Perceptions of friends' substance use versus friends' self-reported substance use
Meisel, Matthew Kirwin
MetadataShow full item record

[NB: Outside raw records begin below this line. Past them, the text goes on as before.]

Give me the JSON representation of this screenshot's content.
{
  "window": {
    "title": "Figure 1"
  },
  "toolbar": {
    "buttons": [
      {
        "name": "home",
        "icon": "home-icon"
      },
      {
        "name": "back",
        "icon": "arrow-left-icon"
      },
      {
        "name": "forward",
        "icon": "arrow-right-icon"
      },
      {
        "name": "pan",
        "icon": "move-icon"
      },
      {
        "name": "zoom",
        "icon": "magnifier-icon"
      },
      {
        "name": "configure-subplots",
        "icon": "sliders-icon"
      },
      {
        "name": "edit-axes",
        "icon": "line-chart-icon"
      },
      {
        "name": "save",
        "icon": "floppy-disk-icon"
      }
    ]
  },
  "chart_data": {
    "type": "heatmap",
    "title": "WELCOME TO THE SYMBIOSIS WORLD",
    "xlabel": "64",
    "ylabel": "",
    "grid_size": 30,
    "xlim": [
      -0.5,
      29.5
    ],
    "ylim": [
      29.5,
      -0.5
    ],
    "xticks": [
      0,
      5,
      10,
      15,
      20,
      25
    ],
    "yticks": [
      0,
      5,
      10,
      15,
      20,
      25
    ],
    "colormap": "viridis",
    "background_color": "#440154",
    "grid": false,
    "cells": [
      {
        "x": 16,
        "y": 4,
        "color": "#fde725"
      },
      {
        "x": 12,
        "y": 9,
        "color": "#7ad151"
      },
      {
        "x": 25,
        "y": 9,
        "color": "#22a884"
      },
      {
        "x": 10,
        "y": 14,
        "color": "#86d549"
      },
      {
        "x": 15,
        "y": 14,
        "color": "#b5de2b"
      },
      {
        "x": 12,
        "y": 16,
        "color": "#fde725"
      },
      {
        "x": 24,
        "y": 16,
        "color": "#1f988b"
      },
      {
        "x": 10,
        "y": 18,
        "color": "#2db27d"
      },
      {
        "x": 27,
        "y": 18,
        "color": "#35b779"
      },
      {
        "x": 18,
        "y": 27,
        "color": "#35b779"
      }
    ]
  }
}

Peer substance use is one of the strongest predictors of one’s own substance use. Both perceptions of peers’ substance use as well as peers’ self-reported substance use independently predict individuals’ substance use. However, there is a lack of literature on whether social network factors influence these perceptions, as well as a lack of understanding in how substance use is associated with social network outcomes. The current study utilized an egocentric social network approach, in which focal individuals enumerated the most important individuals in their lives, answered questions about the substance use of these individuals, and then indicated whether the network members knew one another. The current study went beyond the traditional egocentric network design and gathered self-report substance use from the network members. 114 focal individuals and 243 network members participated in the current study. Focal individuals significantly underestimated the frequency of network members’ alcohol, heavy alcohol, and marijuana use. There was no significant tendency for focal individuals to overestimate or underestimate the frequency of network members’ tobacco use. Social network characteristics did not moderate the relationship between perceptions and network members’ self-reported substance use. Supportive of the false consensus effect, across all substances, the relationship between focal individuals’ perceptions of network members’ substance use and focal individuals’ substance use was stronger than the relationship between network members’ and focal individuals’ self-reported substance use. The moderating role of focal individuals’ alcohol use on the relationship between network members’ alcohol use and degree centrality did not differ when network members’ alcohol use was operationalized as focal individuals’ perceptions than when it was operationalized as network members’ self-reported substance use. The same effect was evidenced when examining heavy alcohol use, but different interactions emerged for marijuana and tobacco use. This suggests that when utilizing a network approach to study alcohol and heavy alcohol use, it is not necessary to gather self-report data from the focal individuals’ friends. However, for tobacco and marijuana use, because of the differential effects of perceptions and self-report on network characteristics, it may be useful for researchers to obtain tobacco and marijuana use from the network members themselves.